Lot 80. A large and rare gilt copper-alloy figure of Shakyamuni Buddha, Tibet, circa 16th century; 26cm (10 2/8in) high. Estimate £ 3,000-4,000. Sold for £ 18,750 (€ 21,456). © Bonhams.
The figure well cast, seated in vajraparyankasana on a beaded double-lotus base, the right hand held in bhumisparsha mudra, the left in dhyana mudra, wearing a voluminous robe finely incised with floral scrolls, draping elegantly over his shoulders and falling in loose folds over his crossed legs, the serene face with a meditative expression and downcast eyes, flanked by pendulous ears cut with vertical slots, the hair and ushnisha arranged in tight curls and supporting an ovoid jewel, the sealed base incised with a double vajra.
Provenance: the Jeannette Claude Jongen collection of Buddhist Art.
Published and Illustrated: A.Neven, Etudes D'Art Lamaique et de L'Himalaya, Brussels, 1978, pp.117-118, pl.22 (the catalogue is offered as part of the lot).
Note: The sumptuous robes falling in compacted delicate folds across the arms and legs are similar to those of a circa 15th century Buddhist hierarch in the Nyingjei Lam Collection, see J.Casey and D.Weldon, The Sculptural Heritage of Tibet, London, 1999, p. 133, no.49. Both figures share the same attenuated form and are raised on similar lotus bases. The hemlines are incised with bold foliate designs, as is the unusual under-garment across his chest. Compare with a gilt bronze Maitreya of similar proportions and wearing a full cloak-like garment sold at Christie's New York, 17 September 1998, lot 133.
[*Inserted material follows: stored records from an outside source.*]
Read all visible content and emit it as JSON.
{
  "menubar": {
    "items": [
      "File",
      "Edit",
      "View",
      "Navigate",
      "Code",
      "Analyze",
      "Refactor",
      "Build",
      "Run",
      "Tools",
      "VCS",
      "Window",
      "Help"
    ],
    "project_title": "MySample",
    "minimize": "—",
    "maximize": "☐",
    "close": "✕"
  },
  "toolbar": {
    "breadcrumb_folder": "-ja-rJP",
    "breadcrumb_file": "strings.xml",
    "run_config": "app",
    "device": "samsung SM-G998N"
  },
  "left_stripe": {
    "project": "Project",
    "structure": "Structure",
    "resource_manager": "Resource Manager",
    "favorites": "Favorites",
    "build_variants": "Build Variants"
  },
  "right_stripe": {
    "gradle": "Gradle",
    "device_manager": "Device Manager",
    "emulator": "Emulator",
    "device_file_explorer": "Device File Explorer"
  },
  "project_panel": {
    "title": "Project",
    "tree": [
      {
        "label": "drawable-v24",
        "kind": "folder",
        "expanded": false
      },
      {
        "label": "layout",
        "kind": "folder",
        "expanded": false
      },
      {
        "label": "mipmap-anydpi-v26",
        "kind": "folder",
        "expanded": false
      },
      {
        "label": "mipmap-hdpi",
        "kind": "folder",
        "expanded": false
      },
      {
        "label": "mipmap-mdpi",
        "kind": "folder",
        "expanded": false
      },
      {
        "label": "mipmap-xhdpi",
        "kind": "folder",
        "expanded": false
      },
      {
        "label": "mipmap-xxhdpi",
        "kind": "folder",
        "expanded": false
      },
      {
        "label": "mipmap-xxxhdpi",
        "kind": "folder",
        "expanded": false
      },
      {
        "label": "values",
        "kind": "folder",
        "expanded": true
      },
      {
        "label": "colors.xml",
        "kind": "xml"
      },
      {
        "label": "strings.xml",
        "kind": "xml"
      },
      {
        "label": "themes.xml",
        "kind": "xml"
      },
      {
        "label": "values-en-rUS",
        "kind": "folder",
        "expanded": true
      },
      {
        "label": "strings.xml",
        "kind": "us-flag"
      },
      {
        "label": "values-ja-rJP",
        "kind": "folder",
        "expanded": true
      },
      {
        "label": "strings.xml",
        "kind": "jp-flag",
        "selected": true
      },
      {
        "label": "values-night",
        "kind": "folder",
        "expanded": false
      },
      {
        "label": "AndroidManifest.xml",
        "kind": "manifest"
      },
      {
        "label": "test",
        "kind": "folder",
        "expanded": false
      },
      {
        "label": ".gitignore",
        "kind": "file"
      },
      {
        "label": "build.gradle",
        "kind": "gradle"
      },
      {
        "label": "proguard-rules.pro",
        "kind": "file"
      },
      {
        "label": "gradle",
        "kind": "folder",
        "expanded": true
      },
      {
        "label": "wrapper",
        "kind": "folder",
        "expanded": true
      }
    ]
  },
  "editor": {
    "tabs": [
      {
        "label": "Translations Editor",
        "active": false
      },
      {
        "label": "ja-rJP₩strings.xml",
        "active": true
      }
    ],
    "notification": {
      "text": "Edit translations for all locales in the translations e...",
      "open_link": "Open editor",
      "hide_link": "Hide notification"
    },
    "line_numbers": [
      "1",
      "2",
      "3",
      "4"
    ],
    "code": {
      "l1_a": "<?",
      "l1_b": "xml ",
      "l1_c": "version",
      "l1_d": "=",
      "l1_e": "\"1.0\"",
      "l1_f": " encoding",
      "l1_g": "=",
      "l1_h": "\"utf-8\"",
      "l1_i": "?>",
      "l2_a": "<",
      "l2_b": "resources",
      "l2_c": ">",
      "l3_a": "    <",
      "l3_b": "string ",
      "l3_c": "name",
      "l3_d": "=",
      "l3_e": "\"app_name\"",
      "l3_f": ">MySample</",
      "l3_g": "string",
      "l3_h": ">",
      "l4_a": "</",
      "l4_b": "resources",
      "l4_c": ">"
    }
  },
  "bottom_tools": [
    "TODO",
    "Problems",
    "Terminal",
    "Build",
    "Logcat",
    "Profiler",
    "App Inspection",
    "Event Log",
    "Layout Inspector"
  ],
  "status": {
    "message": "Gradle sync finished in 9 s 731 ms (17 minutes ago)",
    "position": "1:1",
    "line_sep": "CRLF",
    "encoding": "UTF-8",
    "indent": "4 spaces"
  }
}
Bonhams. FINE CHINESE ART, London, 12 November 2015